You’re in courtroom for any reason. If you are getting separated, you need to divide the resources and the budget, which may be difficult and frequently both sides don’t acknowledge the way to make it happen. In the event you don’t have a lawyer, and you can’t acknowledge, the Court will certainly decide for you. However, you need to give the Court a reason to provide you with exactly what you want, as opposed to precisely what your soon to be ex-partner wants.
On the other hand, anything you want, whether it is the vintage light fixture or $1 million in spousal support monthly, you need to be sensible in your own request. Additionally, the more you are able to back up the reason why your request is affordable, the better opportunity you have to get what you would like, or in close proximity to it. Practically nothing irritates Judges a lot more than a litigant who isn’t sensible. They’re not going to take you seriously which will not in favor of you in your case. Therefore, get a first offer and 2nd and 3rd requests if the judge is not satisfied with your very first request for help.
7. Breathe Deeply and Be Truthful
You’re on the stand to connect facts-not your viewpoint or an overstatement. Pay attention to each and every question very carefully and answer clearly and completely. If you need explanation, request it. It is possible to respond by stating, “I don’t know” or even “I don’t consider.” Do not walk. If you have to take the time to build up yourself, demand it.
8. Don’t Talk Over A Person in The Court
If the court or explain the lawyer starts talking during your statement, stop talking for a minute. If you sensed that what you needed to say was essential, request to go back to your statement right after the individual finishes.
9. Stay Tranquil
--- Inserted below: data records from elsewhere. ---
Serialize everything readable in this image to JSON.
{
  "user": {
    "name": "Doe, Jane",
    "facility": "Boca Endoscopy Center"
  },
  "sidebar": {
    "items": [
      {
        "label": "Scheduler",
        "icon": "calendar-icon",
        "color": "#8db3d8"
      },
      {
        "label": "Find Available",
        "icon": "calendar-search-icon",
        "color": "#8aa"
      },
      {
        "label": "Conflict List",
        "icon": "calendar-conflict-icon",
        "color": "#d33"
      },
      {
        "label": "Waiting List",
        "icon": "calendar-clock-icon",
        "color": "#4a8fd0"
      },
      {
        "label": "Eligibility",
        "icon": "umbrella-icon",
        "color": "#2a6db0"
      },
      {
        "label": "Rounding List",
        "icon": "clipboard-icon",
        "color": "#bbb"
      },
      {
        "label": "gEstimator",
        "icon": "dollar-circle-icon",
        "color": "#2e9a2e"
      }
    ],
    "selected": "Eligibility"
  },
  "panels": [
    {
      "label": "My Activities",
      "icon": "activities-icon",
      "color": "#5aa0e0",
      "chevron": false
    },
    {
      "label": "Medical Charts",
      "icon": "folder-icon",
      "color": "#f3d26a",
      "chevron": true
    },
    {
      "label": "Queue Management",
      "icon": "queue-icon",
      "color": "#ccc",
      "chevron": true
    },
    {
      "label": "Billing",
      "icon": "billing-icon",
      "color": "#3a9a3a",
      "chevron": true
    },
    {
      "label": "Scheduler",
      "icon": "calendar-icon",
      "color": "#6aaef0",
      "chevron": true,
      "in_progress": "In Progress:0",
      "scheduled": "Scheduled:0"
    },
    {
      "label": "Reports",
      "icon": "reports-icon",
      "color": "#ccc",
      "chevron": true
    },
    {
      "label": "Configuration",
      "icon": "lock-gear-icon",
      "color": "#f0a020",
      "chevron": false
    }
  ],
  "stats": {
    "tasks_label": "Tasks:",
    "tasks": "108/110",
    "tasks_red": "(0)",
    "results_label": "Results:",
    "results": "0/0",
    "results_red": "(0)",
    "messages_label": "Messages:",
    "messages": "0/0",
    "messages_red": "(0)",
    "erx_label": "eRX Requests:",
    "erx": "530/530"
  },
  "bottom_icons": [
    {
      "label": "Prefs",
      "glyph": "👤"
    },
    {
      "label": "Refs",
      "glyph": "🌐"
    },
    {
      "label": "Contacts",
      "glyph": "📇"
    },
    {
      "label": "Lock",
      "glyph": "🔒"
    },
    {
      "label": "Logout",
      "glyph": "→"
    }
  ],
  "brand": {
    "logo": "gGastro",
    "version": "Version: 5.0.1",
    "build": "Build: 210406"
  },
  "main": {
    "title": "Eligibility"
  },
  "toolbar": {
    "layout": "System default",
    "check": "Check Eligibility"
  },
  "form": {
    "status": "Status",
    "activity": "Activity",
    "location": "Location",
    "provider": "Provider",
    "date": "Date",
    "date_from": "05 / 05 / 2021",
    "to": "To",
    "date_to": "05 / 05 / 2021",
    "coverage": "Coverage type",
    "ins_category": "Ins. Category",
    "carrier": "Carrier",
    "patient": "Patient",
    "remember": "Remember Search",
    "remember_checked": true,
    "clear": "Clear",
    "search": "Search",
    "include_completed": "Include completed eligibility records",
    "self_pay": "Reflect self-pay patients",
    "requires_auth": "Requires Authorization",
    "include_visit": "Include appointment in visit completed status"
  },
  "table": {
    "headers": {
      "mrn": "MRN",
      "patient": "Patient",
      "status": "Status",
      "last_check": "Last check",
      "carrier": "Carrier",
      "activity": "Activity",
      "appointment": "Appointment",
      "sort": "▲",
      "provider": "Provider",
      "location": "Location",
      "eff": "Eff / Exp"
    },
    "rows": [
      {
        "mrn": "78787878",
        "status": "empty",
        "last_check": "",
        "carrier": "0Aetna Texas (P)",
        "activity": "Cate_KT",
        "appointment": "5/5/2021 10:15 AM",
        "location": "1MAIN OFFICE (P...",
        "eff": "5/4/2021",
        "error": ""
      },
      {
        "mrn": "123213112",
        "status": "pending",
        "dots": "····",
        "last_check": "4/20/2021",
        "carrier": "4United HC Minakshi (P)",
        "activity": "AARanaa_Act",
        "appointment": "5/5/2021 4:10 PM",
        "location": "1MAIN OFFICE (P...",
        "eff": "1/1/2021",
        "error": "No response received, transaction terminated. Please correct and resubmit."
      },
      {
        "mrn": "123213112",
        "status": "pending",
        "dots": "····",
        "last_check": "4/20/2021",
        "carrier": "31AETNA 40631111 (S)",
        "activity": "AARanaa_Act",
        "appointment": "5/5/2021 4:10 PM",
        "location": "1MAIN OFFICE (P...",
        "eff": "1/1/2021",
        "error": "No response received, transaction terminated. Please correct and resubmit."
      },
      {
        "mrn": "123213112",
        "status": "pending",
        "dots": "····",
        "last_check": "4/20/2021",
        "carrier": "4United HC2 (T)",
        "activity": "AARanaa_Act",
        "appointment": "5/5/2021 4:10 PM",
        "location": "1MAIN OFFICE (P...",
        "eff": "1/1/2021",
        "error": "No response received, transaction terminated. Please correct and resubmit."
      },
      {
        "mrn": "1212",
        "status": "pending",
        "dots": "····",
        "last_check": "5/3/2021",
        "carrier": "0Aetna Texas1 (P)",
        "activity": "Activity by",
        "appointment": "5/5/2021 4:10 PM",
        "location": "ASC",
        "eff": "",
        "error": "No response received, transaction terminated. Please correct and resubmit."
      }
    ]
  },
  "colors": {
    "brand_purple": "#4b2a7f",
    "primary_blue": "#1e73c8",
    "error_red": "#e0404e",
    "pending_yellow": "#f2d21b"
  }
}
You can’t help anyone in case you get angry on the stand. The truth is, it could possibly get you into issues with a legal court and damage the trustworthiness of your statement. Show value for all in the trial, even though you have strong emotions regarding your case.
10. Change Your Statement, As Required
All of us misspeak once in a while. If you feel that your assertion didn’t precisely reflect what went down, fix it as soon as you possibly can. Find out if you can easily correct anything that you explained, and give a good reason for the blunder. Getting upset on the stand is actually normal.
Steer clear of speaking in absolutes. If you don’t plainly remember a thing in detail and cannot be oversight, steer clear of stating things like, “That is actually everything that took place.” Our memory can certainly be tough. Use words and phrases, for example, “That is exactly what I remember from the situation at this time.”
11. Get Ready to Answer All Queries Honestly
You might have to answer a question regarding who you have talked with about your case. Several witnesses have an instinct response to answer, “No,” simply because they feel that maybe they weren’t meant to say something. If you talked with law enforcement, some other witnesses, or other people, let them know.